§ MATERIAL SHOWN
= = = = = = =
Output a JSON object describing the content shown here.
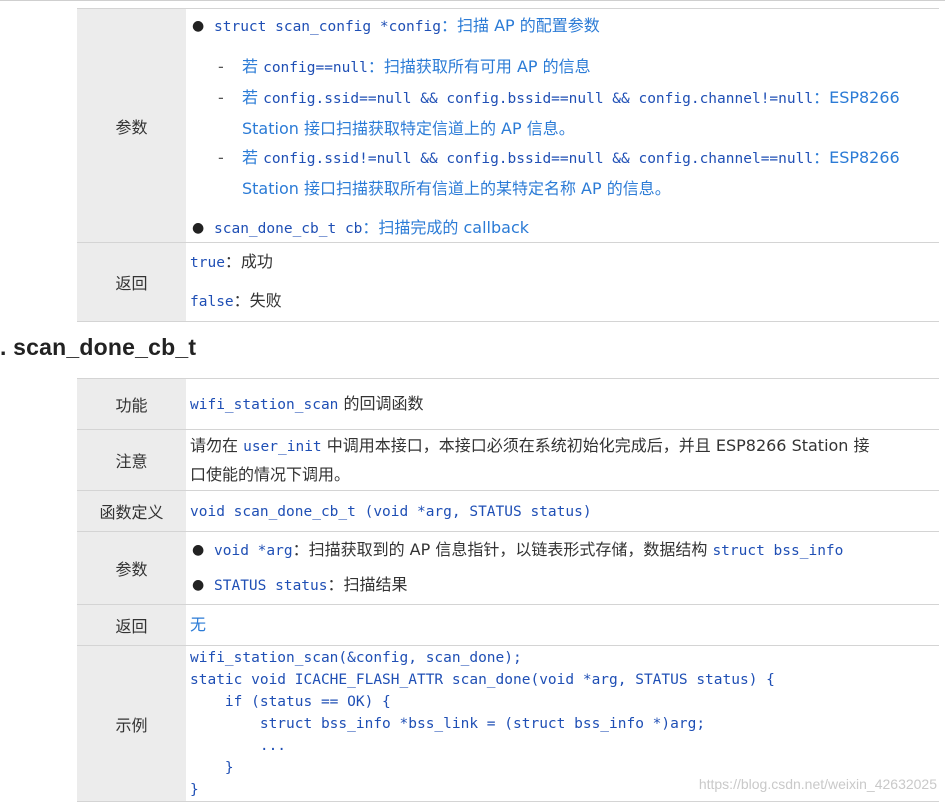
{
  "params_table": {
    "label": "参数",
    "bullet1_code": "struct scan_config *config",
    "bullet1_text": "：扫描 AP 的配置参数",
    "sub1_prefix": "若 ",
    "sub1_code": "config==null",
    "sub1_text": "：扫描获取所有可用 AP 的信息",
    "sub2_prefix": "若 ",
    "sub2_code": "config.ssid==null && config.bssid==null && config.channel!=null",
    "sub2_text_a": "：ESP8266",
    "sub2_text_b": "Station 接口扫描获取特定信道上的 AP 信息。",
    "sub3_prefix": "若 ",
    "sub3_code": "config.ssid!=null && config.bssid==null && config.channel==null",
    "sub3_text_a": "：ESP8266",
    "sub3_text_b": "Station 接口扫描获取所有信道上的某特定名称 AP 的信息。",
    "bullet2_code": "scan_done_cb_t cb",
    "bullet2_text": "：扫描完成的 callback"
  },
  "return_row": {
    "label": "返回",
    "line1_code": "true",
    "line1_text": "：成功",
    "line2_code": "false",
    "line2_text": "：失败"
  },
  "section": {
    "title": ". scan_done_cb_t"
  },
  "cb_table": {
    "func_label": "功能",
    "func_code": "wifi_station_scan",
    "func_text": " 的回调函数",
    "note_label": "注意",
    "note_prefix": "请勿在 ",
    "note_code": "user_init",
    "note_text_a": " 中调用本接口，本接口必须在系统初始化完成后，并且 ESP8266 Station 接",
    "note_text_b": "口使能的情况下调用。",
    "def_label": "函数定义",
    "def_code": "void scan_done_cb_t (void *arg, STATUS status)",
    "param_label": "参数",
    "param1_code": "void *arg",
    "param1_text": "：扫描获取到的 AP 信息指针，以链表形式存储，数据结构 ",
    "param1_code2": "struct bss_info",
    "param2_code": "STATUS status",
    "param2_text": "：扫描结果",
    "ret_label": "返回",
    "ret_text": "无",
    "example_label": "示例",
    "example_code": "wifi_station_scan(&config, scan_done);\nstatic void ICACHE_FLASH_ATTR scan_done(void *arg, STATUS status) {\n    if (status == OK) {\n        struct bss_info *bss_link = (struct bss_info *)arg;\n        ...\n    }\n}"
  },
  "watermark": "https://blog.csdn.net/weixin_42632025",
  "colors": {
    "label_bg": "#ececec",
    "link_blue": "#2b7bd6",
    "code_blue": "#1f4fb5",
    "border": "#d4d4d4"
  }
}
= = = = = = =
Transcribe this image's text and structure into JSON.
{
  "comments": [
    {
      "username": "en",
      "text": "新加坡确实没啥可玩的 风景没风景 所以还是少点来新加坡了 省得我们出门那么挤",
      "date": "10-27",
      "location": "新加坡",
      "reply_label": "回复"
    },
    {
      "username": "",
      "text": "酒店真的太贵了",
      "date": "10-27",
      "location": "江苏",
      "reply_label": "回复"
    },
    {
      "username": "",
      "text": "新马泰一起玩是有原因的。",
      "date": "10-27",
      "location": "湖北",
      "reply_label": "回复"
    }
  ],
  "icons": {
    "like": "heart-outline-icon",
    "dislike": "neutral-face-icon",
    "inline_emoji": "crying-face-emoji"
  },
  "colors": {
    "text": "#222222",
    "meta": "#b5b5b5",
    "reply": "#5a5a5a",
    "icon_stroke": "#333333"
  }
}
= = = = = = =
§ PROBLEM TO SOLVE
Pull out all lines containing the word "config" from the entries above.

§ RESPONSE TO THE EXERCISE
    "bullet1_code": "struct scan_config *config",
    "sub1_code": "config==null",
    "sub2_code": "config.ssid==null && config.bssid==null && config.channel!=null",
    "sub3_code": "config.ssid!=null && config.bssid==null && config.channel==null",
    "example_code": "wifi_station_scan(&config, scan_done);\nstatic void ICACHE_FLASH_ATTR scan_done(void *arg, STATUS status) {\n    if (status == OK) {\n        struct bss_info *bss_link = (struct bss_info *)arg;\n        ...\n    }\n}"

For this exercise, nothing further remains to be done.